What to produce
Search the entries below for "urodzenia", and copy each line where it appears.

*** Task inputs ***

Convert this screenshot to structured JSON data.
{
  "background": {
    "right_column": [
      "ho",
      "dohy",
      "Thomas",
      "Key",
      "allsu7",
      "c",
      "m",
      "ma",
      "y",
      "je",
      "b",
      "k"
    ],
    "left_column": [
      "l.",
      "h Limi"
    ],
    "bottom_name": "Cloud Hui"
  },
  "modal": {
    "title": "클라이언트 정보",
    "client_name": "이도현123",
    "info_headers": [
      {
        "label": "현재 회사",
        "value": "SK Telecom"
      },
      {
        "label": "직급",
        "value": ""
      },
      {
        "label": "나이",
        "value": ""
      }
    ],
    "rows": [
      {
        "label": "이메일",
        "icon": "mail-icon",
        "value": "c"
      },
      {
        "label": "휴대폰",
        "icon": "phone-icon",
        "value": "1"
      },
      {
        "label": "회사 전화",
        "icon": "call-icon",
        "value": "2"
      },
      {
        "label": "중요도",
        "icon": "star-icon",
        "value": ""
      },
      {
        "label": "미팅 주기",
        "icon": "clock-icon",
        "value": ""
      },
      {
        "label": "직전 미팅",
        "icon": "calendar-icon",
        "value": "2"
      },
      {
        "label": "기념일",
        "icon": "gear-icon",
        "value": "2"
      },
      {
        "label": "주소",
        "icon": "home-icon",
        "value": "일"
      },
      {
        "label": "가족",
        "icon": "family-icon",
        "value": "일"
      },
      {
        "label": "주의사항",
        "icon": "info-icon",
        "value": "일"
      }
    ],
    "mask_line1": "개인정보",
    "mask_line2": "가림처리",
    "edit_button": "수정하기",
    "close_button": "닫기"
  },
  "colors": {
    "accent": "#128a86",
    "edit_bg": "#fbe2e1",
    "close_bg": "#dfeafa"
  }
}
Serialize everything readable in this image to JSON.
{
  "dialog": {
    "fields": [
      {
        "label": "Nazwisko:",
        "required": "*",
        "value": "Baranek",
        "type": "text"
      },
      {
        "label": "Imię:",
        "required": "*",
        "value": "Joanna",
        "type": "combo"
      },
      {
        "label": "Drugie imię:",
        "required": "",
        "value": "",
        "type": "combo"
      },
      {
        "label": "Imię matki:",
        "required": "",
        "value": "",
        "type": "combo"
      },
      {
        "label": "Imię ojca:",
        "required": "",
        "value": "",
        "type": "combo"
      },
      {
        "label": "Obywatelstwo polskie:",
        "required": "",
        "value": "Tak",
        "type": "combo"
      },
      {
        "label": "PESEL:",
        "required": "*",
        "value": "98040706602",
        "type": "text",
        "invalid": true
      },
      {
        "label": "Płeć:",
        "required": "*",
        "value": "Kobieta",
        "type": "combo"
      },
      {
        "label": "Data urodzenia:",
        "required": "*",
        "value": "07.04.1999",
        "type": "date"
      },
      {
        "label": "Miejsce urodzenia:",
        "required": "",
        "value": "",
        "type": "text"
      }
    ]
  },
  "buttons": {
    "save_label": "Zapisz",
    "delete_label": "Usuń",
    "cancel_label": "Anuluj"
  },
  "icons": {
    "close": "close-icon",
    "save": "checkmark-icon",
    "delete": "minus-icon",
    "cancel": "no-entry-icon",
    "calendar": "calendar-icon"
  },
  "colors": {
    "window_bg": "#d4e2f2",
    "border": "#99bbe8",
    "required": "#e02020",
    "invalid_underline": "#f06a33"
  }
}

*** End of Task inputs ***

Final answer
        "label": "Data urodzenia:",
        "label": "Miejsce urodzenia:",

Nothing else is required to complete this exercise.